Also known as: dextrocardia of embryonic arrest, dextrocardia and situs inversus, birth defect of the heart.
What is dextrocardia?
Usually a baby is born with the heart in the left chest. Babies with dextrocardia, have their heart’s on the right side of the chest instead, and frequently have other congenital (before birth) heart abnormalities too (it’s rare - “isolated dextrocardia”- for there to be no other cardiac abnormalities). There is a range of types of dextrocardia; e.g. a normal heart placed further into the right chest than normal (dextrose-position), to where the position of the heart and its major blood vessels are totally reversed from normal, and others.

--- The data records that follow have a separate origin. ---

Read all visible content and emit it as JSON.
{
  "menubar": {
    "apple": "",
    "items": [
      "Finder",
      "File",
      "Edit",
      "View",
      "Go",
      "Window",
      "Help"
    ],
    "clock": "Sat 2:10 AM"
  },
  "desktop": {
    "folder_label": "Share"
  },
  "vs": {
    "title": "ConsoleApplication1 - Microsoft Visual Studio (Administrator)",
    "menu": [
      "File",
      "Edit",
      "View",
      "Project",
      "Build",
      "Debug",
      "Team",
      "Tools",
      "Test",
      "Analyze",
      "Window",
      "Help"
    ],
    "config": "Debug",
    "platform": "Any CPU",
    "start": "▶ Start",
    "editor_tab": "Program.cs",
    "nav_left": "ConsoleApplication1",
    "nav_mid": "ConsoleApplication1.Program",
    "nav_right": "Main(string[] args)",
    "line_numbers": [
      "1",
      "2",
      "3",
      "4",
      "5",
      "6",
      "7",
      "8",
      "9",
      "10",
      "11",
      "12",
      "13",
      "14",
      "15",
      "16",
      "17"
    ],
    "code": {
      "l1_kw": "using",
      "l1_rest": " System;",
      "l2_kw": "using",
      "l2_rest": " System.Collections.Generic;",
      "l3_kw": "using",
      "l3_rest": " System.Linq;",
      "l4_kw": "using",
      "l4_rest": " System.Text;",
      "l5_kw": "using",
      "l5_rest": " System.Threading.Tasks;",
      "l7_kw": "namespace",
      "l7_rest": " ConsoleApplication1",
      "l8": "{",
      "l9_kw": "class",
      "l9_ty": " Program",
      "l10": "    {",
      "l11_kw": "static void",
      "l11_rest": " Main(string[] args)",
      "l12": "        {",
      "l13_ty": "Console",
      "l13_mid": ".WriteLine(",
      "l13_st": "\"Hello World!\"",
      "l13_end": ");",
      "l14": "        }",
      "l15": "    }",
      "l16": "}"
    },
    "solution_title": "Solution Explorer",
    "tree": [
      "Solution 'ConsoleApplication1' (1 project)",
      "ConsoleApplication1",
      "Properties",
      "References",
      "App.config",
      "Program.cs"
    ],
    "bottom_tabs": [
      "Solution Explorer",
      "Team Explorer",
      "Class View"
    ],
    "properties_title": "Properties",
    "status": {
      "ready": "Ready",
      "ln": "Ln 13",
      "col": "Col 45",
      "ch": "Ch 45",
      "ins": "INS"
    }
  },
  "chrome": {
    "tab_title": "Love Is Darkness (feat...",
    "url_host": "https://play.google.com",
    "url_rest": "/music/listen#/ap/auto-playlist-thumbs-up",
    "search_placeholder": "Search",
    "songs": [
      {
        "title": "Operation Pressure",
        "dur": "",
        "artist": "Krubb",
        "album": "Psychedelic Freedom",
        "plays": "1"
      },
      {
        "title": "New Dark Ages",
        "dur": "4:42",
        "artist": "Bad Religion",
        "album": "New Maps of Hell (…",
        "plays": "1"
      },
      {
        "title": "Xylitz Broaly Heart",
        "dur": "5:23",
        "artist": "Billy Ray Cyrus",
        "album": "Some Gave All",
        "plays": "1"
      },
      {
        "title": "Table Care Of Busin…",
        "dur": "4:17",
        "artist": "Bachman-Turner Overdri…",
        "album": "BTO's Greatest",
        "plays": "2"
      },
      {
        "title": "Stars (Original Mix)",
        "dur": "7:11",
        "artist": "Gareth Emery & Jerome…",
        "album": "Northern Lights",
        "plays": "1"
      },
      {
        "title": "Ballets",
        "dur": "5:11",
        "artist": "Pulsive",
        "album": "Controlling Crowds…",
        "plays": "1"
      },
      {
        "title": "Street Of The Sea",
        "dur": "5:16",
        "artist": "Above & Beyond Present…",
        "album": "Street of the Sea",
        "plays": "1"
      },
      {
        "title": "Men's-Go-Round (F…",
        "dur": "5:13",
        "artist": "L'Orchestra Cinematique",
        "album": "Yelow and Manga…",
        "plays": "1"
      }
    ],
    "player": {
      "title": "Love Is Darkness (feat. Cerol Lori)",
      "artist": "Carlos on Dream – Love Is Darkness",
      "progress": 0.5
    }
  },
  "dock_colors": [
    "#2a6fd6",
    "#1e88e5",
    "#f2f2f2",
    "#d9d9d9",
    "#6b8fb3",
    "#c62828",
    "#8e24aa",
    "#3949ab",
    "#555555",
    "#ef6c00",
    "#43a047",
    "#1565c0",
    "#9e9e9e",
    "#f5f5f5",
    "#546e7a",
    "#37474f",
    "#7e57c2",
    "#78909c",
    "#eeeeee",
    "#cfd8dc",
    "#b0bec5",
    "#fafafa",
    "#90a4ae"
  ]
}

Depending on the form of dextrocardia, the abdominal organs (like the liver) may be positioned on the opposite side of the abdomen from where it is normally found.
Reviewed by: Jack Wolfsdorf, MD, FAAP
This page was last updated on: June 26, 2019 04:21 PM